FIG. 3 shows the control system for a vacuum-line plumbing system with a first and a second mechanical water trap assemblies 10A and 10B respectively. The pneumatically-controlled device is a pinch valve assembly 68 that is equipped with port 66 for pneumatically activating the pinch valve.

The first water trap assembly 10A is fluidically interposed between the controller 60 and the pinch valve. Inlet fitting 18A on the water trap assembly is fluidically connected to port 66 on the pinch valve, and outlet fitting 12A is fluidically connected to the port 62 on the controller.

The second water trap assembly 10B is fluidically interposed between the vacuum line 70 and the check valve 76. Inlet fitting 18B on the water trap assembly is fluidically connected to port 72 on the vacuum line. The outlet fitting 12B is fluidically connected to the inlet port 74 on the check valve, and the outlet port 78 on the check valve is fluidically connected to port 80 on the controller.

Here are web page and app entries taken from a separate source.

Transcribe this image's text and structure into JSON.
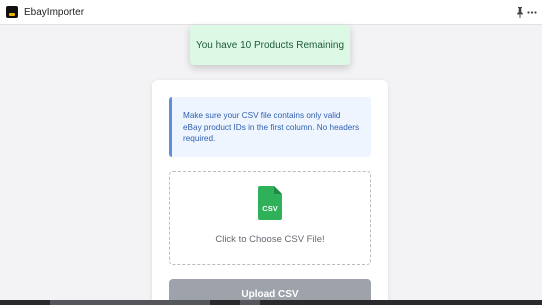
{
  "window": {
    "title": "EbayImporter",
    "icons": [
      "app-logo",
      "pin-icon",
      "more-icon"
    ]
  },
  "toast": {
    "message": "You have 10 Products Remaining",
    "color": "#dcf9e6"
  },
  "card": {
    "info_message": "Make sure your CSV file contains only valid eBay product IDs in the first column. No headers required.",
    "file_icon_label": "CSV",
    "dropzone_label": "Click to Choose CSV File!",
    "upload_button_label": "Upload CSV"
  },
  "colors": {
    "accent_info": "#5f8fdc",
    "csv_icon": "#2fb15a",
    "upload_disabled": "#9ea3ab"
  }
}
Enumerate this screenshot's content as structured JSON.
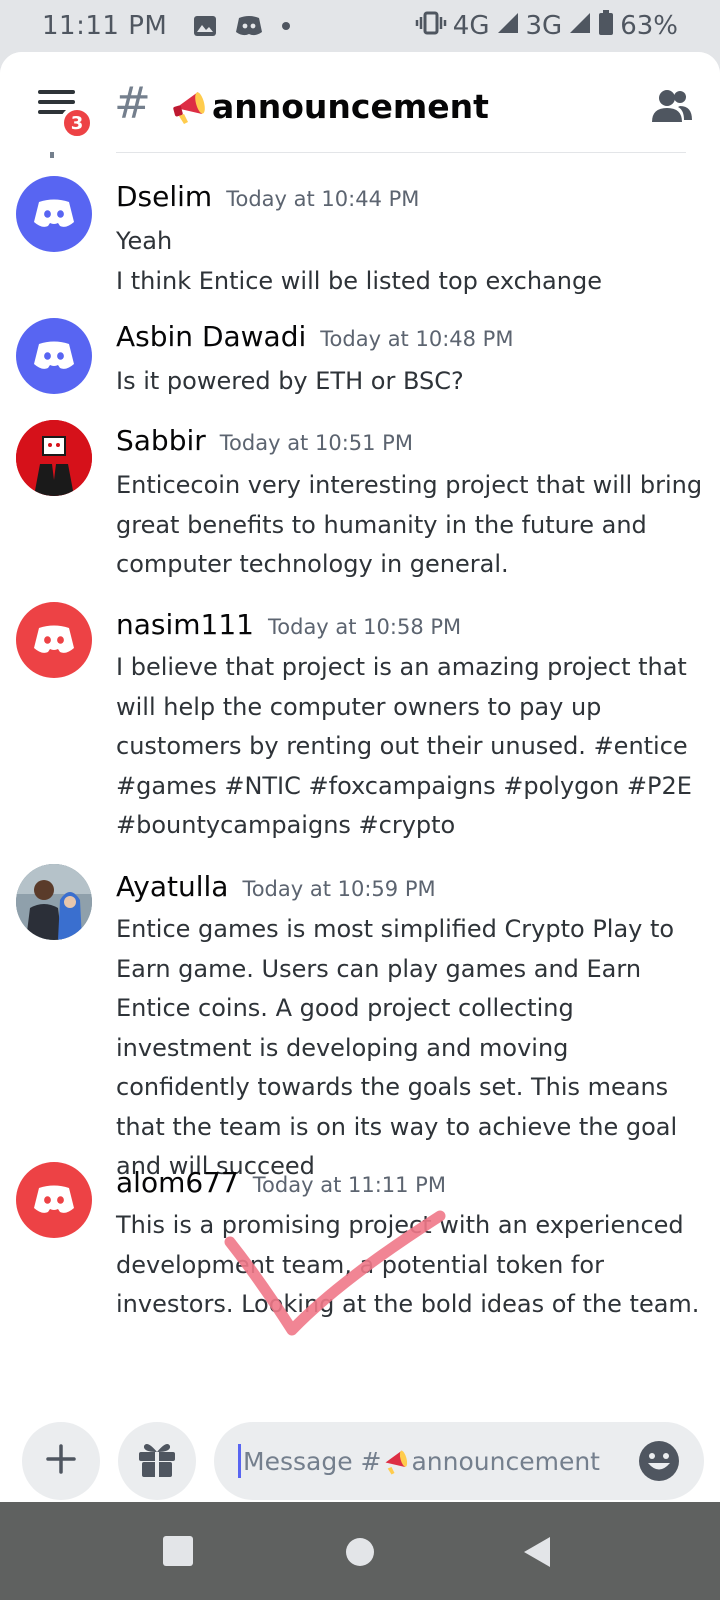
{
  "status_bar": {
    "time": "11:11 PM",
    "network_4g": "4G",
    "network_3g": "3G",
    "battery": "63%"
  },
  "header": {
    "badge_count": "3",
    "hash_symbol": "#",
    "channel_name": "announcement",
    "channel_emoji_icon": "megaphone-icon"
  },
  "messages": [
    {
      "username": "Dselim",
      "timestamp": "Today at 10:44 PM",
      "lines": [
        "Yeah",
        "I think Entice will be listed top exchange"
      ],
      "avatar": "discord-icon",
      "avatar_color": "#5865f2"
    },
    {
      "username": "Asbin Dawadi",
      "timestamp": "Today at 10:48 PM",
      "lines": [
        "Is it powered by ETH or BSC?"
      ],
      "avatar": "discord-icon",
      "avatar_color": "#5865f2"
    },
    {
      "username": "Sabbir",
      "timestamp": "Today at 10:51 PM",
      "lines": [
        "Enticecoin very interesting project that will bring great benefits to humanity in the future and computer technology in general."
      ],
      "avatar": "custom-avatar",
      "avatar_color": "#d6111a"
    },
    {
      "username": "nasim111",
      "timestamp": "Today at 10:58 PM",
      "lines": [
        "I believe that project is an amazing project that will help the computer owners to pay up customers by renting out their unused. #entice #games #NTIC #foxcampaigns #polygon #P2E #bountycampaigns #crypto"
      ],
      "avatar": "discord-icon",
      "avatar_color": "#ed4245"
    },
    {
      "username": "Ayatulla",
      "timestamp": "Today at 10:59 PM",
      "lines": [
        "Entice games is most simplified Crypto Play to Earn game. Users can play games and Earn Entice coins. A good project collecting investment is developing and moving confidently towards the goals set. This means that the team is on its way to achieve the goal and will succeed"
      ],
      "avatar": "photo-avatar",
      "avatar_color": "#6b7f8c"
    },
    {
      "username": "alom677",
      "timestamp": "Today at 11:11 PM",
      "lines": [
        "This is a promising project with an experienced development team, a potential token for investors. Looking at the bold ideas of the team."
      ],
      "avatar": "discord-icon",
      "avatar_color": "#ed4245"
    }
  ],
  "composer": {
    "placeholder_prefix": "Message #",
    "placeholder_channel": "announcement",
    "add_icon": "plus-icon",
    "gift_icon": "gift-icon",
    "emoji_icon": "smiley-icon"
  },
  "colors": {
    "blurple": "#5865f2",
    "red": "#ed4245",
    "check_overlay": "#f07888"
  }
}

The water trap assembly can be installed up-stream or down-stream of the check valve. As shown in FIG. 3, the water trap assembly is preferably installed upstream of the check valve (between pinch valve and check valve) so that the water trap renders protection to both check valve and controller.